> _YOUR GOAL_
How many lines in this data contain the string "name"? Reply with the number only.

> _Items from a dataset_
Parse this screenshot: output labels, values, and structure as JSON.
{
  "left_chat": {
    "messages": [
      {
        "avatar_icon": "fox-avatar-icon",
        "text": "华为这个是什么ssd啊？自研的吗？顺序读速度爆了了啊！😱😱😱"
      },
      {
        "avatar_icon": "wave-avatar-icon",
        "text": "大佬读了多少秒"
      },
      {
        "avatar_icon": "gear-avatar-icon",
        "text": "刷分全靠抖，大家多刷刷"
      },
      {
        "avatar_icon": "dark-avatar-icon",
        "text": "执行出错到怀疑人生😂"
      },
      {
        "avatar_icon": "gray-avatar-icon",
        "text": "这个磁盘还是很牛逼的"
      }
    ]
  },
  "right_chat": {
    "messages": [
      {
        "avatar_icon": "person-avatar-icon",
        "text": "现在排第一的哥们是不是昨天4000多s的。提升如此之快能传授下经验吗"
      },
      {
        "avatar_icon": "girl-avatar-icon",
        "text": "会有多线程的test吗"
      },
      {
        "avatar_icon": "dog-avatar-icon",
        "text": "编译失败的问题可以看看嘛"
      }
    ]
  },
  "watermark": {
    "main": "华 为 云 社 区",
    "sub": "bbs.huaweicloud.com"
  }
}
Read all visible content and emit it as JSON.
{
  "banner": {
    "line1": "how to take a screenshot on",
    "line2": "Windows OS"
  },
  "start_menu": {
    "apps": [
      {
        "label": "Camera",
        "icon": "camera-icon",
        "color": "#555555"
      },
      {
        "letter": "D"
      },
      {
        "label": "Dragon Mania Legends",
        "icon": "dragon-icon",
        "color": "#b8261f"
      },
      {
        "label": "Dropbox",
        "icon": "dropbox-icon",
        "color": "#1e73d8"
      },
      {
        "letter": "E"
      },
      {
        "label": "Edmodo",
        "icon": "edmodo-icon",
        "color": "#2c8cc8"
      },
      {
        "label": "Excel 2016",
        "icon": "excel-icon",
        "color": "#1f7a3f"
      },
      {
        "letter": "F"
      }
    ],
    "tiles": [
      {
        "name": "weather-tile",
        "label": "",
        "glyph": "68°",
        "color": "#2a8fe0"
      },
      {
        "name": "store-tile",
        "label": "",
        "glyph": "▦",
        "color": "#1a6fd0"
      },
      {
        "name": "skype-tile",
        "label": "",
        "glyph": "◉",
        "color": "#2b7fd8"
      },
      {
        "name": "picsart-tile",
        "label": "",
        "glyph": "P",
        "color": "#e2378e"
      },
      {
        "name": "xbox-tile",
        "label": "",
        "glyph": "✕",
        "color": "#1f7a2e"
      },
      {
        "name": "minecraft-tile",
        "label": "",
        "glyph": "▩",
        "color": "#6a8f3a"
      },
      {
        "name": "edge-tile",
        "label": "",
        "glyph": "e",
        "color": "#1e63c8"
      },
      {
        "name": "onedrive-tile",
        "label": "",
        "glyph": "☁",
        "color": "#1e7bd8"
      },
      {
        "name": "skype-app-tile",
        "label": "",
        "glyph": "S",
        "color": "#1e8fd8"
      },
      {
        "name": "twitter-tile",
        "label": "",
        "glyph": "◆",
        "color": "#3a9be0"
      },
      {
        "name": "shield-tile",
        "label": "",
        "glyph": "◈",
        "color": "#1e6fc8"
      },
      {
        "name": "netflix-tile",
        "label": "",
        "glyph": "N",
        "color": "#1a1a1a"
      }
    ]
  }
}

> _OUTPUT OF THE TASK_
12